**Exercise aim:** Starting at the top line and ending at the last, restate the records exactly.

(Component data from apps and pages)
[Start of Attachment]

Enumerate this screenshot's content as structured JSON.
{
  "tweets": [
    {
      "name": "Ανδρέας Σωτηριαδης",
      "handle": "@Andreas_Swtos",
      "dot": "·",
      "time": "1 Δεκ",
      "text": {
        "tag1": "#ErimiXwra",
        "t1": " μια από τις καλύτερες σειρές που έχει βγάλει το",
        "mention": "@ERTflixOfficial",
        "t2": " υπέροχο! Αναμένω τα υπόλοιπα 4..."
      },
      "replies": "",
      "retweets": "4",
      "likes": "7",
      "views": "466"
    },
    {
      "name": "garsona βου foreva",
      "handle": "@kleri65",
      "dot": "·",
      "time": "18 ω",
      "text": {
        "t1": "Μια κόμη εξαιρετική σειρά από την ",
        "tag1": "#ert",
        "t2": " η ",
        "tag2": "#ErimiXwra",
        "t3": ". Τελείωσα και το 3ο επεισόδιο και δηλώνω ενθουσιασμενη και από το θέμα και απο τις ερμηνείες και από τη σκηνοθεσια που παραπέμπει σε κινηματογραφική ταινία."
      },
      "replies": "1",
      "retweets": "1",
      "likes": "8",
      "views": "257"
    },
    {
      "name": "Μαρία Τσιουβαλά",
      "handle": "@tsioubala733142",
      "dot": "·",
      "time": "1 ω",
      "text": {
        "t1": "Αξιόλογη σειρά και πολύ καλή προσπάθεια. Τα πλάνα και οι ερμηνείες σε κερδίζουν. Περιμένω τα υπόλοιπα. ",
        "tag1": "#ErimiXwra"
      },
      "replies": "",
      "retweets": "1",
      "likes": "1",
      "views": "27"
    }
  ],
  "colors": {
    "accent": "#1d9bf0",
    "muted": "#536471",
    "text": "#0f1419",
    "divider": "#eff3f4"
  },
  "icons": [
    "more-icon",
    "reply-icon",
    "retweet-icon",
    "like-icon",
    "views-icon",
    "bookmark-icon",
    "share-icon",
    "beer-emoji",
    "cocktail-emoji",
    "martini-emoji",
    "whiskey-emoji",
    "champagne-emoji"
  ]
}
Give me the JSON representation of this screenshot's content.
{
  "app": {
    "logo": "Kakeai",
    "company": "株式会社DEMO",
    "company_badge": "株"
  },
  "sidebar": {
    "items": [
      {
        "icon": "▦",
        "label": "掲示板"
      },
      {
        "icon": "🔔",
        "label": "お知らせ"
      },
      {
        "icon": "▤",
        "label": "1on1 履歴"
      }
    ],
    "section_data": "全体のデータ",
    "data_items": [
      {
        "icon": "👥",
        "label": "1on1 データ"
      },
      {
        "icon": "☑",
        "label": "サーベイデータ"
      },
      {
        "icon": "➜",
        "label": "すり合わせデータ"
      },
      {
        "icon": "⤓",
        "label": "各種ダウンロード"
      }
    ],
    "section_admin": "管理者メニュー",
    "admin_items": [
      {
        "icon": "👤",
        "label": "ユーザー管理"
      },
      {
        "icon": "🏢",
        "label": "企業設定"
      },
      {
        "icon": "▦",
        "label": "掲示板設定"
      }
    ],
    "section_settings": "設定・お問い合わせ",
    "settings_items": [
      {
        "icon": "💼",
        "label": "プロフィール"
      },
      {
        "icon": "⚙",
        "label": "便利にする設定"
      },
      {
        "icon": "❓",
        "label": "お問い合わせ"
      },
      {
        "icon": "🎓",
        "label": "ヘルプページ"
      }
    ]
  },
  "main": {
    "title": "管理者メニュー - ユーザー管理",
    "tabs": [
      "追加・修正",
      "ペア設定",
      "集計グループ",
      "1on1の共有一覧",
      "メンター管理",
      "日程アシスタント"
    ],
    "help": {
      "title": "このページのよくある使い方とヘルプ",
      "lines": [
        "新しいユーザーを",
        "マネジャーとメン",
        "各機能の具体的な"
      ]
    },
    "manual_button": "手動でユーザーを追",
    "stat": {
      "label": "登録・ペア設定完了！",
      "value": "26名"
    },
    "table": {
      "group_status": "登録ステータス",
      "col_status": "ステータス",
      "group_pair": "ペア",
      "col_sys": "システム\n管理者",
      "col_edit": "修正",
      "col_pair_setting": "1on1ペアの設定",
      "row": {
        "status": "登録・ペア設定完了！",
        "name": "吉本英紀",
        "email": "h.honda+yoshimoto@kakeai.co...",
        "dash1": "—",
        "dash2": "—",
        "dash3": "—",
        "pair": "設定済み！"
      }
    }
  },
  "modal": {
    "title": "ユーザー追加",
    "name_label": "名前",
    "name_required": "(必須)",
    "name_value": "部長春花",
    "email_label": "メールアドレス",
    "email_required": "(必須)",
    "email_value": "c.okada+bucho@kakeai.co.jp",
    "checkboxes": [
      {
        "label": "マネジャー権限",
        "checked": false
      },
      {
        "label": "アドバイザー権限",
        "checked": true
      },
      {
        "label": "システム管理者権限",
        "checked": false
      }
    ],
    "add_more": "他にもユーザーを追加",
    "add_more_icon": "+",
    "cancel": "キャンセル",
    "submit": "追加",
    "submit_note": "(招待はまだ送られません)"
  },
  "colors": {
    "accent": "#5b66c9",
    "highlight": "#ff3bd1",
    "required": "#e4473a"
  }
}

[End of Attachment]

**Exercise result:**
Enumerate this screenshot's content as structured JSON.
{
  "tweets": [
    {
      "name": "Ανδρέας Σωτηριαδης",
      "handle": "@Andreas_Swtos",
      "dot": "·",
      "time": "1 Δεκ",
      "text": {
        "tag1": "#ErimiXwra",
        "t1": " μια από τις καλύτερες σειρές που έχει βγάλει το",
        "mention": "@ERTflixOfficial",
        "t2": " υπέροχο! Αναμένω τα υπόλοιπα 4..."
      },
      "replies": "",
      "retweets": "4",
      "likes": "7",
      "views": "466"
    },
    {
      "name": "garsona βου foreva",
      "handle": "@kleri65",
      "dot": "·",
      "time": "18 ω",
      "text": {
        "t1": "Μια κόμη εξαιρετική σειρά από την ",
        "tag1": "#ert",
        "t2": " η ",
        "tag2": "#ErimiXwra",
        "t3": ". Τελείωσα και το 3ο επεισόδιο και δηλώνω ενθουσιασμενη και από το θέμα και απο τις ερμηνείες και από τη σκηνοθεσια που παραπέμπει σε κινηματογραφική ταινία."
      },
      "replies": "1",
      "retweets": "1",
      "likes": "8",
      "views": "257"
    },
    {
      "name": "Μαρία Τσιουβαλά",
      "handle": "@tsioubala733142",
      "dot": "·",
      "time": "1 ω",
      "text": {
        "t1": "Αξιόλογη σειρά και πολύ καλή προσπάθεια. Τα πλάνα και οι ερμηνείες σε κερδίζουν. Περιμένω τα υπόλοιπα. ",
        "tag1": "#ErimiXwra"
      },
      "replies": "",
      "retweets": "1",
      "likes": "1",
      "views": "27"
    }
  ],
  "colors": {
    "accent": "#1d9bf0",
    "muted": "#536471",
    "text": "#0f1419",
    "divider": "#eff3f4"
  },
  "icons": [
    "more-icon",
    "reply-icon",
    "retweet-icon",
    "like-icon",
    "views-icon",
    "bookmark-icon",
    "share-icon",
    "beer-emoji",
    "cocktail-emoji",
    "martini-emoji",
    "whiskey-emoji",
    "champagne-emoji"
  ]
}
Give me the JSON representation of this screenshot's content.
{
  "app": {
    "logo": "Kakeai",
    "company": "株式会社DEMO",
    "company_badge": "株"
  },
  "sidebar": {
    "items": [
      {
        "icon": "▦",
        "label": "掲示板"
      },
      {
        "icon": "🔔",
        "label": "お知らせ"
      },
      {
        "icon": "▤",
        "label": "1on1 履歴"
      }
    ],
    "section_data": "全体のデータ",
    "data_items": [
      {
        "icon": "👥",
        "label": "1on1 データ"
      },
      {
        "icon": "☑",
        "label": "サーベイデータ"
      },
      {
        "icon": "➜",
        "label": "すり合わせデータ"
      },
      {
        "icon": "⤓",
        "label": "各種ダウンロード"
      }
    ],
    "section_admin": "管理者メニュー",
    "admin_items": [
      {
        "icon": "👤",
        "label": "ユーザー管理"
      },
      {
        "icon": "🏢",
        "label": "企業設定"
      },
      {
        "icon": "▦",
        "label": "掲示板設定"
      }
    ],
    "section_settings": "設定・お問い合わせ",
    "settings_items": [
      {
        "icon": "💼",
        "label": "プロフィール"
      },
      {
        "icon": "⚙",
        "label": "便利にする設定"
      },
      {
        "icon": "❓",
        "label": "お問い合わせ"
      },
      {
        "icon": "🎓",
        "label": "ヘルプページ"
      }
    ]
  },
  "main": {
    "title": "管理者メニュー - ユーザー管理",
    "tabs": [
      "追加・修正",
      "ペア設定",
      "集計グループ",
      "1on1の共有一覧",
      "メンター管理",
      "日程アシスタント"
    ],
    "help": {
      "title": "このページのよくある使い方とヘルプ",
      "lines": [
        "新しいユーザーを",
        "マネジャーとメン",
        "各機能の具体的な"
      ]
    },
    "manual_button": "手動でユーザーを追",
    "stat": {
      "label": "登録・ペア設定完了！",
      "value": "26名"
    },
    "table": {
      "group_status": "登録ステータス",
      "col_status": "ステータス",
      "group_pair": "ペア",
      "col_sys": "システム\n管理者",
      "col_edit": "修正",
      "col_pair_setting": "1on1ペアの設定",
      "row": {
        "status": "登録・ペア設定完了！",
        "name": "吉本英紀",
        "email": "h.honda+yoshimoto@kakeai.co...",
        "dash1": "—",
        "dash2": "—",
        "dash3": "—",
        "pair": "設定済み！"
      }
    }
  },
  "modal": {
    "title": "ユーザー追加",
    "name_label": "名前",
    "name_required": "(必須)",
    "name_value": "部長春花",
    "email_label": "メールアドレス",
    "email_required": "(必須)",
    "email_value": "c.okada+bucho@kakeai.co.jp",
    "checkboxes": [
      {
        "label": "マネジャー権限",
        "checked": false
      },
      {
        "label": "アドバイザー権限",
        "checked": true
      },
      {
        "label": "システム管理者権限",
        "checked": false
      }
    ],
    "add_more": "他にもユーザーを追加",
    "add_more_icon": "+",
    "cancel": "キャンセル",
    "submit": "追加",
    "submit_note": "(招待はまだ送られません)"
  },
  "colors": {
    "accent": "#5b66c9",
    "highlight": "#ff3bd1",
    "required": "#e4473a"
  }
}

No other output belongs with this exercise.